Linda Shi is an urban environmental planner whose research focuses on how to plan for urban climate adaptation in ways that improve environmental sustainability and social justice. Shi says the floods in California demonstrate the need for “large-scale” change, but that governments face difficulties coordinating relocation, levee removal and land use change. Shi points to states like Washington and Texas, whose policies provide some lessons for adapting to floods.
“The extensive floods in California signal the need for large-scale, statewide land use planning and coordination. There's a lack of institutional capacity to do it at all, much less sensitively in collaboration with diverse stakeholders. Transformative change from the levee approach entails not only a technological shift, but also building organizational capacity to manage landscapes in a new way.

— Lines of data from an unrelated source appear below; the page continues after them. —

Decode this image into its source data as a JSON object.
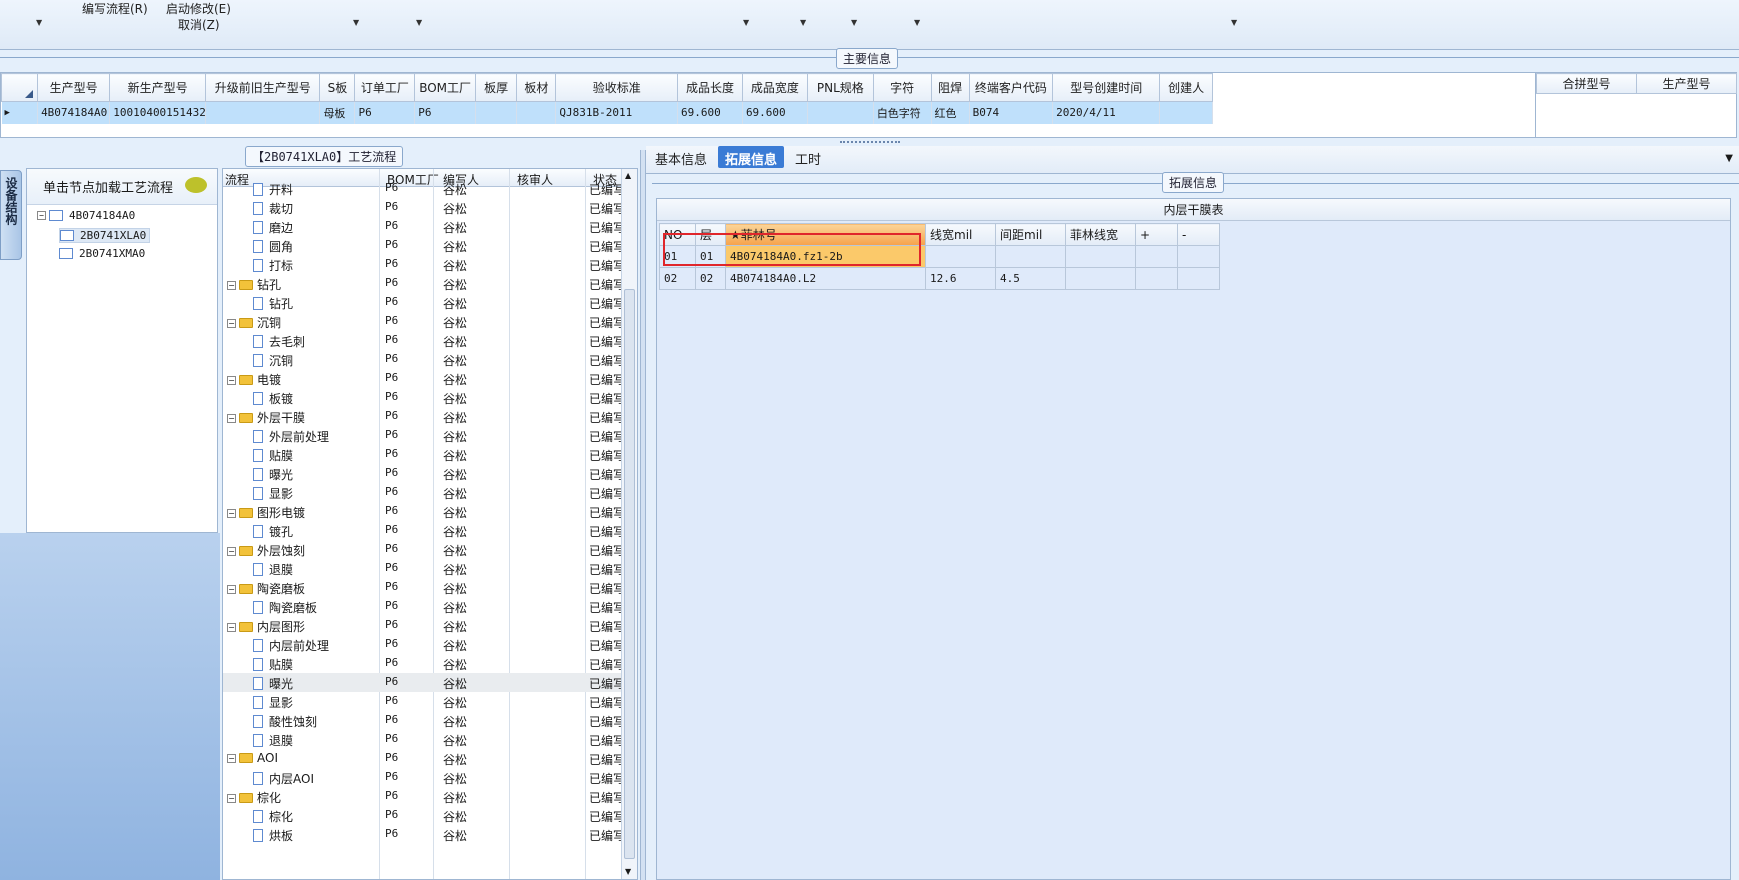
{
  "toolbar": {
    "write_flow": "编写流程(R)",
    "start_modify": "启动修改(E)",
    "cancel": "取消(Z)"
  },
  "main_info": {
    "title": "主要信息",
    "columns": [
      "生产型号",
      "新生产型号",
      "升级前旧生产型号",
      "S板",
      "订单工厂",
      "BOM工厂",
      "板厚",
      "板材",
      "验收标准",
      "成品长度",
      "成品宽度",
      "PNL规格",
      "字符",
      "阻焊",
      "终端客户代码",
      "型号创建时间",
      "创建人"
    ],
    "row": [
      "4B074184A0",
      "10010400151432",
      "",
      "母板",
      "P6",
      "P6",
      "",
      "",
      "QJ831B-2011",
      "69.600",
      "69.600",
      "",
      "白色字符",
      "红色",
      "B074",
      "2020/4/11",
      ""
    ],
    "merge_columns": [
      "合拼型号",
      "生产型号"
    ]
  },
  "left_tab": {
    "label": "设备结构"
  },
  "left_panel": {
    "header": "单击节点加载工艺流程",
    "tree": [
      {
        "label": "4B074184A0",
        "level": 0
      },
      {
        "label": "2B0741XLA0",
        "level": 1,
        "selected": true
      },
      {
        "label": "2B0741XMA0",
        "level": 1
      }
    ]
  },
  "flow_panel": {
    "title": "【2B0741XLA0】工艺流程",
    "columns": [
      "流程",
      "BOM工厂",
      "编写人",
      "核审人",
      "状态"
    ],
    "rows": [
      {
        "name": "开料",
        "folder": false,
        "bom": "P6",
        "writer": "谷松",
        "status": "已编写"
      },
      {
        "name": "裁切",
        "folder": false,
        "bom": "P6",
        "writer": "谷松",
        "status": "已编写"
      },
      {
        "name": "磨边",
        "folder": false,
        "bom": "P6",
        "writer": "谷松",
        "status": "已编写"
      },
      {
        "name": "圆角",
        "folder": false,
        "bom": "P6",
        "writer": "谷松",
        "status": "已编写"
      },
      {
        "name": "打标",
        "folder": false,
        "bom": "P6",
        "writer": "谷松",
        "status": "已编写"
      },
      {
        "name": "钻孔",
        "folder": true,
        "bom": "P6",
        "writer": "谷松",
        "status": "已编写"
      },
      {
        "name": "钻孔",
        "folder": false,
        "bom": "P6",
        "writer": "谷松",
        "status": "已编写"
      },
      {
        "name": "沉铜",
        "folder": true,
        "bom": "P6",
        "writer": "谷松",
        "status": "已编写"
      },
      {
        "name": "去毛刺",
        "folder": false,
        "bom": "P6",
        "writer": "谷松",
        "status": "已编写"
      },
      {
        "name": "沉铜",
        "folder": false,
        "bom": "P6",
        "writer": "谷松",
        "status": "已编写"
      },
      {
        "name": "电镀",
        "folder": true,
        "bom": "P6",
        "writer": "谷松",
        "status": "已编写"
      },
      {
        "name": "板镀",
        "folder": false,
        "bom": "P6",
        "writer": "谷松",
        "status": "已编写"
      },
      {
        "name": "外层干膜",
        "folder": true,
        "bom": "P6",
        "writer": "谷松",
        "status": "已编写"
      },
      {
        "name": "外层前处理",
        "folder": false,
        "bom": "P6",
        "writer": "谷松",
        "status": "已编写"
      },
      {
        "name": "贴膜",
        "folder": false,
        "bom": "P6",
        "writer": "谷松",
        "status": "已编写"
      },
      {
        "name": "曝光",
        "folder": false,
        "bom": "P6",
        "writer": "谷松",
        "status": "已编写"
      },
      {
        "name": "显影",
        "folder": false,
        "bom": "P6",
        "writer": "谷松",
        "status": "已编写"
      },
      {
        "name": "图形电镀",
        "folder": true,
        "bom": "P6",
        "writer": "谷松",
        "status": "已编写"
      },
      {
        "name": "镀孔",
        "folder": false,
        "bom": "P6",
        "writer": "谷松",
        "status": "已编写"
      },
      {
        "name": "外层蚀刻",
        "folder": true,
        "bom": "P6",
        "writer": "谷松",
        "status": "已编写"
      },
      {
        "name": "退膜",
        "folder": false,
        "bom": "P6",
        "writer": "谷松",
        "status": "已编写"
      },
      {
        "name": "陶瓷磨板",
        "folder": true,
        "bom": "P6",
        "writer": "谷松",
        "status": "已编写"
      },
      {
        "name": "陶瓷磨板",
        "folder": false,
        "bom": "P6",
        "writer": "谷松",
        "status": "已编写"
      },
      {
        "name": "内层图形",
        "folder": true,
        "bom": "P6",
        "writer": "谷松",
        "status": "已编写"
      },
      {
        "name": "内层前处理",
        "folder": false,
        "bom": "P6",
        "writer": "谷松",
        "status": "已编写"
      },
      {
        "name": "贴膜",
        "folder": false,
        "bom": "P6",
        "writer": "谷松",
        "status": "已编写"
      },
      {
        "name": "曝光",
        "folder": false,
        "bom": "P6",
        "writer": "谷松",
        "status": "已编写",
        "highlight": true
      },
      {
        "name": "显影",
        "folder": false,
        "bom": "P6",
        "writer": "谷松",
        "status": "已编写"
      },
      {
        "name": "酸性蚀刻",
        "folder": false,
        "bom": "P6",
        "writer": "谷松",
        "status": "已编写"
      },
      {
        "name": "退膜",
        "folder": false,
        "bom": "P6",
        "writer": "谷松",
        "status": "已编写"
      },
      {
        "name": "AOI",
        "folder": true,
        "bom": "P6",
        "writer": "谷松",
        "status": "已编写"
      },
      {
        "name": "内层AOI",
        "folder": false,
        "bom": "P6",
        "writer": "谷松",
        "status": "已编写"
      },
      {
        "name": "棕化",
        "folder": true,
        "bom": "P6",
        "writer": "谷松",
        "status": "已编写"
      },
      {
        "name": "棕化",
        "folder": false,
        "bom": "P6",
        "writer": "谷松",
        "status": "已编写"
      },
      {
        "name": "烘板",
        "folder": false,
        "bom": "P6",
        "writer": "谷松",
        "status": "已编写"
      }
    ]
  },
  "right_panel": {
    "tabs": [
      "基本信息",
      "拓展信息",
      "工时"
    ],
    "active_tab": "拓展信息",
    "group_title": "拓展信息",
    "table_title": "内层干膜表",
    "columns": [
      "NO",
      "层",
      "★菲林号",
      "线宽mil",
      "间距mil",
      "菲林线宽",
      "+",
      "-"
    ],
    "rows": [
      [
        "01",
        "01",
        "4B074184A0.fz1-2b",
        "",
        "",
        "",
        "",
        ""
      ],
      [
        "02",
        "02",
        "4B074184A0.L2",
        "12.6",
        "4.5",
        "",
        "",
        ""
      ]
    ]
  },
  "colors": {
    "highlight_cell": "#fbc96a",
    "selection_box": "#e0262b",
    "active_tab": "#3a7bd5",
    "selected_row": "#bfe0fb"
  }
}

“Indicative of the need for institutional innovation, states like Washington have already pioneered some of these efforts, through the program Floodplains by Design, which works with tribes, farmers, and local governments to remove levees and homes, swap farmland, and restore salmon habitats. Texas, after Hurricane Harvey, also shifted from county-based flood control districts to watershed-based river management.”